> [WHAT THIS TASK INVOLVES]:
From the entries below, gather each line containing the word "permite".

> [INFORMATION PROVIDED]:

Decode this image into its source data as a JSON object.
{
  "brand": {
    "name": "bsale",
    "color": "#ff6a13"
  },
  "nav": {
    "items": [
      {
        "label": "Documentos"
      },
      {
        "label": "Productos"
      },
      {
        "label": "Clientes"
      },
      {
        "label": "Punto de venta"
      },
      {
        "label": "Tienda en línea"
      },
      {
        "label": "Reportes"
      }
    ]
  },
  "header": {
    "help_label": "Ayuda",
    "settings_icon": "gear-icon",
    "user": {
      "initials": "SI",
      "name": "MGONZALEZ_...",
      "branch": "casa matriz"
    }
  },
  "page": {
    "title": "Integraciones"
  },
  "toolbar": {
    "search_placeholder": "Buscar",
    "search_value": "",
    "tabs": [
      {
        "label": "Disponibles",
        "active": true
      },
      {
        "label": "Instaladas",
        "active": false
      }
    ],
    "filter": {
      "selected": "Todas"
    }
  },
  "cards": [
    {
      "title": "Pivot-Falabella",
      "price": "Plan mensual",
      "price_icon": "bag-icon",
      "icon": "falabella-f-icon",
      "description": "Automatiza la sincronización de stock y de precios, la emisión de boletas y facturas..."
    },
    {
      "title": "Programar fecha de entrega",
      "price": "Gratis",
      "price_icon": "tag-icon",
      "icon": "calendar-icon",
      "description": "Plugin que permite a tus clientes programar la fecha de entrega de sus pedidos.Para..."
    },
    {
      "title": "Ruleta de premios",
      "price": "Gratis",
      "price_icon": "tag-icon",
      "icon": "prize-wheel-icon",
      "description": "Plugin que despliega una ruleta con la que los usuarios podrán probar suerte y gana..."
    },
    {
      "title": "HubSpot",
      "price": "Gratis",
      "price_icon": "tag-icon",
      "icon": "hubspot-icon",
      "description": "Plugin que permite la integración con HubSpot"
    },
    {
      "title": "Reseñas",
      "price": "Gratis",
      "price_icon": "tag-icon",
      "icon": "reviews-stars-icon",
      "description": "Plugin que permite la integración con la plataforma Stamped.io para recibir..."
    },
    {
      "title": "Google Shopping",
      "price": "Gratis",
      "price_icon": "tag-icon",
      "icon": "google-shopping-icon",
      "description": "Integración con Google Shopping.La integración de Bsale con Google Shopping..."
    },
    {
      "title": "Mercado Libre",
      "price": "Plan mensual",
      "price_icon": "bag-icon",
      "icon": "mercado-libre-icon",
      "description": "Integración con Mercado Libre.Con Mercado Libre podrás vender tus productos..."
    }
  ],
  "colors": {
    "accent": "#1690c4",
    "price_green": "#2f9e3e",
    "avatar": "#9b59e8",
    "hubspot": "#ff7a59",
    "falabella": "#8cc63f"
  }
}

> [SOLUTION TO THE PROBLEM]:
      "description": "Plugin que permite a tus clientes programar la fecha de entrega de sus pedidos.Para..."
      "description": "Plugin que permite la integración con HubSpot"
      "description": "Plugin que permite la integración con la plataforma Stamped.io para recibir..."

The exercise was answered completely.